▶ _WORK REQUIRED_: The complete listing should be restated word for word.

▶ _STUDY MATERIAL_:

Segment Open

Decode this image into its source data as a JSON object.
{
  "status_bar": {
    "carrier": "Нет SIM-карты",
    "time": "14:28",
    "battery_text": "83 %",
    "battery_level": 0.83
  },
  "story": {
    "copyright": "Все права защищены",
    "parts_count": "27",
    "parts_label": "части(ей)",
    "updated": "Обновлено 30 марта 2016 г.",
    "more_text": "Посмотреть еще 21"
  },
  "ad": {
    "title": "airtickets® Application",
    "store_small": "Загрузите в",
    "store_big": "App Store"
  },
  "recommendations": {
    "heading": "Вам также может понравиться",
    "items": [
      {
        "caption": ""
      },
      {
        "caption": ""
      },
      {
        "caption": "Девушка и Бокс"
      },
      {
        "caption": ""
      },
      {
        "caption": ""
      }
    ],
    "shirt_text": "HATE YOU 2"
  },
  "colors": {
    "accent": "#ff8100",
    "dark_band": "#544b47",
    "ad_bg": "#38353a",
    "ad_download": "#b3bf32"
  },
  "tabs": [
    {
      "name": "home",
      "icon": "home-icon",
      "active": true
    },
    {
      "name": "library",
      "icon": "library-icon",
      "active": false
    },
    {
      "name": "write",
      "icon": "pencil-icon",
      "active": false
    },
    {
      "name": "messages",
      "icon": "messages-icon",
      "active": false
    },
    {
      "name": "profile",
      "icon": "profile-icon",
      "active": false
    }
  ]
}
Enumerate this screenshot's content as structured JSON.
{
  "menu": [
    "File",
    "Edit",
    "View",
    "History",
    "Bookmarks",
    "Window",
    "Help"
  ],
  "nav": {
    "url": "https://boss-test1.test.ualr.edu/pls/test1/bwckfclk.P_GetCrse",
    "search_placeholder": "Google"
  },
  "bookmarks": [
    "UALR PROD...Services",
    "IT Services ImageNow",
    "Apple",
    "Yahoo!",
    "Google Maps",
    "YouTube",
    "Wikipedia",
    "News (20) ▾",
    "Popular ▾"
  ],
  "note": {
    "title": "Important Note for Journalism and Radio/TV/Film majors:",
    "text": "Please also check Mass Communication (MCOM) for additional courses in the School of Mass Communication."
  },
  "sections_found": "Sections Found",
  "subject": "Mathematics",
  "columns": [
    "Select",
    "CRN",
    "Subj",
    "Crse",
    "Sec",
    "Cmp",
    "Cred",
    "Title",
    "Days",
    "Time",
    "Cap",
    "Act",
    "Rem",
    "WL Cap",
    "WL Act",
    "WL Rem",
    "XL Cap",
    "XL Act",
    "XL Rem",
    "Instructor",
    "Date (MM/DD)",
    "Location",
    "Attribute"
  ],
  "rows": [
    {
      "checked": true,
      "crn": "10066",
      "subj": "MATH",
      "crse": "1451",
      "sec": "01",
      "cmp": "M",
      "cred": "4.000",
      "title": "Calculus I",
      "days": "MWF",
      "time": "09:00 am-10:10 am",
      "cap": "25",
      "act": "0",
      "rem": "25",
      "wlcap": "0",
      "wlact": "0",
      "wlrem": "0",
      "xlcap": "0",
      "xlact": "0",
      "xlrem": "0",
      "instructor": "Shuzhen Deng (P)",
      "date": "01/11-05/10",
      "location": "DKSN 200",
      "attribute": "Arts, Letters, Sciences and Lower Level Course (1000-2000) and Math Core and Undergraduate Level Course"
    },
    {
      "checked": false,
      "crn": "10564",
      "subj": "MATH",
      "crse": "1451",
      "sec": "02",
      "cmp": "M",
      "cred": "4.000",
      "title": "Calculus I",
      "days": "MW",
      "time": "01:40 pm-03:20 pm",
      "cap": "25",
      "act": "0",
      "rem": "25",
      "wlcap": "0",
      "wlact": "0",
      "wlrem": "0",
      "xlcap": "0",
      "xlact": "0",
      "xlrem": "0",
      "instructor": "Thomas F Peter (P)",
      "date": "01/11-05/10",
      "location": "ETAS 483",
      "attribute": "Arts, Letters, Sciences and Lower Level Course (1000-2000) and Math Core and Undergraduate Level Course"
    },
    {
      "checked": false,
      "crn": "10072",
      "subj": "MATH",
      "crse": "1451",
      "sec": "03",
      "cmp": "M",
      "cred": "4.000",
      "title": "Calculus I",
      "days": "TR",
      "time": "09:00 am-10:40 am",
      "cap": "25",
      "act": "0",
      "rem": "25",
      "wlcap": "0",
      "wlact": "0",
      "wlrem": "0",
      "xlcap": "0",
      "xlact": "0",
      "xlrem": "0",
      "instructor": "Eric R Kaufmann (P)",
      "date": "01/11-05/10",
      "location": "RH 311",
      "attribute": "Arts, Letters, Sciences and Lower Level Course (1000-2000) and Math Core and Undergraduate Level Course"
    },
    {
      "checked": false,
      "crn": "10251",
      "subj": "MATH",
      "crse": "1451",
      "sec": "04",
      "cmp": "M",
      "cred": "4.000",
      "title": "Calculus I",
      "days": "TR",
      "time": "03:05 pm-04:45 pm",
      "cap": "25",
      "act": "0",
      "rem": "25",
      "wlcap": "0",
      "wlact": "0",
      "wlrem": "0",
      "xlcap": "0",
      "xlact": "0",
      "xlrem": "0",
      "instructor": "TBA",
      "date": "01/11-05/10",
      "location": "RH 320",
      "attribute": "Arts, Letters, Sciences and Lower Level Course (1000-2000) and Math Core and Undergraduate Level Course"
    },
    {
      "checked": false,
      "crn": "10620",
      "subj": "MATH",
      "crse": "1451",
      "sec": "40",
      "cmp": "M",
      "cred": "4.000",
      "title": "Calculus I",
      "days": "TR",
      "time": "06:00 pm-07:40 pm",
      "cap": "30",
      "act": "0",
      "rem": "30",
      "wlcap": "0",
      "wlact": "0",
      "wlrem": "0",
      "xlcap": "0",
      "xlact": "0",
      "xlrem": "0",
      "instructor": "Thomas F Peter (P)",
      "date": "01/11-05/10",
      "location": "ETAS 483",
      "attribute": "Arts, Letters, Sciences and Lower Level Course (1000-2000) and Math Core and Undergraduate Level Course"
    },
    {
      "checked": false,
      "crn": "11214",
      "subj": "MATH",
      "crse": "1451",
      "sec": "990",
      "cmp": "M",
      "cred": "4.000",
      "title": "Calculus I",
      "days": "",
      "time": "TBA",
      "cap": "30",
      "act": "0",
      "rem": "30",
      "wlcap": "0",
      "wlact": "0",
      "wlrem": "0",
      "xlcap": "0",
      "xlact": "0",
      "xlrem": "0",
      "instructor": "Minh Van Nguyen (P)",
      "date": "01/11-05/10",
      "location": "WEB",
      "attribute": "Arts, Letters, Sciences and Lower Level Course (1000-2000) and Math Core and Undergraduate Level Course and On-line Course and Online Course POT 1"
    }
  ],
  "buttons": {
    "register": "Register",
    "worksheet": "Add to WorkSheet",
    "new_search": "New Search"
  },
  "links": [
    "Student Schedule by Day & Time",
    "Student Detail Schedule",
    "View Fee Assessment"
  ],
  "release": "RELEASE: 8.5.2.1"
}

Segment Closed

▶ _SOLUTION TO THIS PROBLEM_:
Decode this image into its source data as a JSON object.
{
  "status_bar": {
    "carrier": "Нет SIM-карты",
    "time": "14:28",
    "battery_text": "83 %",
    "battery_level": 0.83
  },
  "story": {
    "copyright": "Все права защищены",
    "parts_count": "27",
    "parts_label": "части(ей)",
    "updated": "Обновлено 30 марта 2016 г.",
    "more_text": "Посмотреть еще 21"
  },
  "ad": {
    "title": "airtickets® Application",
    "store_small": "Загрузите в",
    "store_big": "App Store"
  },
  "recommendations": {
    "heading": "Вам также может понравиться",
    "items": [
      {
        "caption": ""
      },
      {
        "caption": ""
      },
      {
        "caption": "Девушка и Бокс"
      },
      {
        "caption": ""
      },
      {
        "caption": ""
      }
    ],
    "shirt_text": "HATE YOU 2"
  },
  "colors": {
    "accent": "#ff8100",
    "dark_band": "#544b47",
    "ad_bg": "#38353a",
    "ad_download": "#b3bf32"
  },
  "tabs": [
    {
      "name": "home",
      "icon": "home-icon",
      "active": true
    },
    {
      "name": "library",
      "icon": "library-icon",
      "active": false
    },
    {
      "name": "write",
      "icon": "pencil-icon",
      "active": false
    },
    {
      "name": "messages",
      "icon": "messages-icon",
      "active": false
    },
    {
      "name": "profile",
      "icon": "profile-icon",
      "active": false
    }
  ]
}
Enumerate this screenshot's content as structured JSON.
{
  "menu": [
    "File",
    "Edit",
    "View",
    "History",
    "Bookmarks",
    "Window",
    "Help"
  ],
  "nav": {
    "url": "https://boss-test1.test.ualr.edu/pls/test1/bwckfclk.P_GetCrse",
    "search_placeholder": "Google"
  },
  "bookmarks": [
    "UALR PROD...Services",
    "IT Services ImageNow",
    "Apple",
    "Yahoo!",
    "Google Maps",
    "YouTube",
    "Wikipedia",
    "News (20) ▾",
    "Popular ▾"
  ],
  "note": {
    "title": "Important Note for Journalism and Radio/TV/Film majors:",
    "text": "Please also check Mass Communication (MCOM) for additional courses in the School of Mass Communication."
  },
  "sections_found": "Sections Found",
  "subject": "Mathematics",
  "columns": [
    "Select",
    "CRN",
    "Subj",
    "Crse",
    "Sec",
    "Cmp",
    "Cred",
    "Title",
    "Days",
    "Time",
    "Cap",
    "Act",
    "Rem",
    "WL Cap",
    "WL Act",
    "WL Rem",
    "XL Cap",
    "XL Act",
    "XL Rem",
    "Instructor",
    "Date (MM/DD)",
    "Location",
    "Attribute"
  ],
  "rows": [
    {
      "checked": true,
      "crn": "10066",
      "subj": "MATH",
      "crse": "1451",
      "sec": "01",
      "cmp": "M",
      "cred": "4.000",
      "title": "Calculus I",
      "days": "MWF",
      "time": "09:00 am-10:10 am",
      "cap": "25",
      "act": "0",
      "rem": "25",
      "wlcap": "0",
      "wlact": "0",
      "wlrem": "0",
      "xlcap": "0",
      "xlact": "0",
      "xlrem": "0",
      "instructor": "Shuzhen Deng (P)",
      "date": "01/11-05/10",
      "location": "DKSN 200",
      "attribute": "Arts, Letters, Sciences and Lower Level Course (1000-2000) and Math Core and Undergraduate Level Course"
    },
    {
      "checked": false,
      "crn": "10564",
      "subj": "MATH",
      "crse": "1451",
      "sec": "02",
      "cmp": "M",
      "cred": "4.000",
      "title": "Calculus I",
      "days": "MW",
      "time": "01:40 pm-03:20 pm",
      "cap": "25",
      "act": "0",
      "rem": "25",
      "wlcap": "0",
      "wlact": "0",
      "wlrem": "0",
      "xlcap": "0",
      "xlact": "0",
      "xlrem": "0",
      "instructor": "Thomas F Peter (P)",
      "date": "01/11-05/10",
      "location": "ETAS 483",
      "attribute": "Arts, Letters, Sciences and Lower Level Course (1000-2000) and Math Core and Undergraduate Level Course"
    },
    {
      "checked": false,
      "crn": "10072",
      "subj": "MATH",
      "crse": "1451",
      "sec": "03",
      "cmp": "M",
      "cred": "4.000",
      "title": "Calculus I",
      "days": "TR",
      "time": "09:00 am-10:40 am",
      "cap": "25",
      "act": "0",
      "rem": "25",
      "wlcap": "0",
      "wlact": "0",
      "wlrem": "0",
      "xlcap": "0",
      "xlact": "0",
      "xlrem": "0",
      "instructor": "Eric R Kaufmann (P)",
      "date": "01/11-05/10",
      "location": "RH 311",
      "attribute": "Arts, Letters, Sciences and Lower Level Course (1000-2000) and Math Core and Undergraduate Level Course"
    },
    {
      "checked": false,
      "crn": "10251",
      "subj": "MATH",
      "crse": "1451",
      "sec": "04",
      "cmp": "M",
      "cred": "4.000",
      "title": "Calculus I",
      "days": "TR",
      "time": "03:05 pm-04:45 pm",
      "cap": "25",
      "act": "0",
      "rem": "25",
      "wlcap": "0",
      "wlact": "0",
      "wlrem": "0",
      "xlcap": "0",
      "xlact": "0",
      "xlrem": "0",
      "instructor": "TBA",
      "date": "01/11-05/10",
      "location": "RH 320",
      "attribute": "Arts, Letters, Sciences and Lower Level Course (1000-2000) and Math Core and Undergraduate Level Course"
    },
    {
      "checked": false,
      "crn": "10620",
      "subj": "MATH",
      "crse": "1451",
      "sec": "40",
      "cmp": "M",
      "cred": "4.000",
      "title": "Calculus I",
      "days": "TR",
      "time": "06:00 pm-07:40 pm",
      "cap": "30",
      "act": "0",
      "rem": "30",
      "wlcap": "0",
      "wlact": "0",
      "wlrem": "0",
      "xlcap": "0",
      "xlact": "0",
      "xlrem": "0",
      "instructor": "Thomas F Peter (P)",
      "date": "01/11-05/10",
      "location": "ETAS 483",
      "attribute": "Arts, Letters, Sciences and Lower Level Course (1000-2000) and Math Core and Undergraduate Level Course"
    },
    {
      "checked": false,
      "crn": "11214",
      "subj": "MATH",
      "crse": "1451",
      "sec": "990",
      "cmp": "M",
      "cred": "4.000",
      "title": "Calculus I",
      "days": "",
      "time": "TBA",
      "cap": "30",
      "act": "0",
      "rem": "30",
      "wlcap": "0",
      "wlact": "0",
      "wlrem": "0",
      "xlcap": "0",
      "xlact": "0",
      "xlrem": "0",
      "instructor": "Minh Van Nguyen (P)",
      "date": "01/11-05/10",
      "location": "WEB",
      "attribute": "Arts, Letters, Sciences and Lower Level Course (1000-2000) and Math Core and Undergraduate Level Course and On-line Course and Online Course POT 1"
    }
  ],
  "buttons": {
    "register": "Register",
    "worksheet": "Add to WorkSheet",
    "new_search": "New Search"
  },
  "links": [
    "Student Schedule by Day & Time",
    "Student Detail Schedule",
    "View Fee Assessment"
  ],
  "release": "RELEASE: 8.5.2.1"
}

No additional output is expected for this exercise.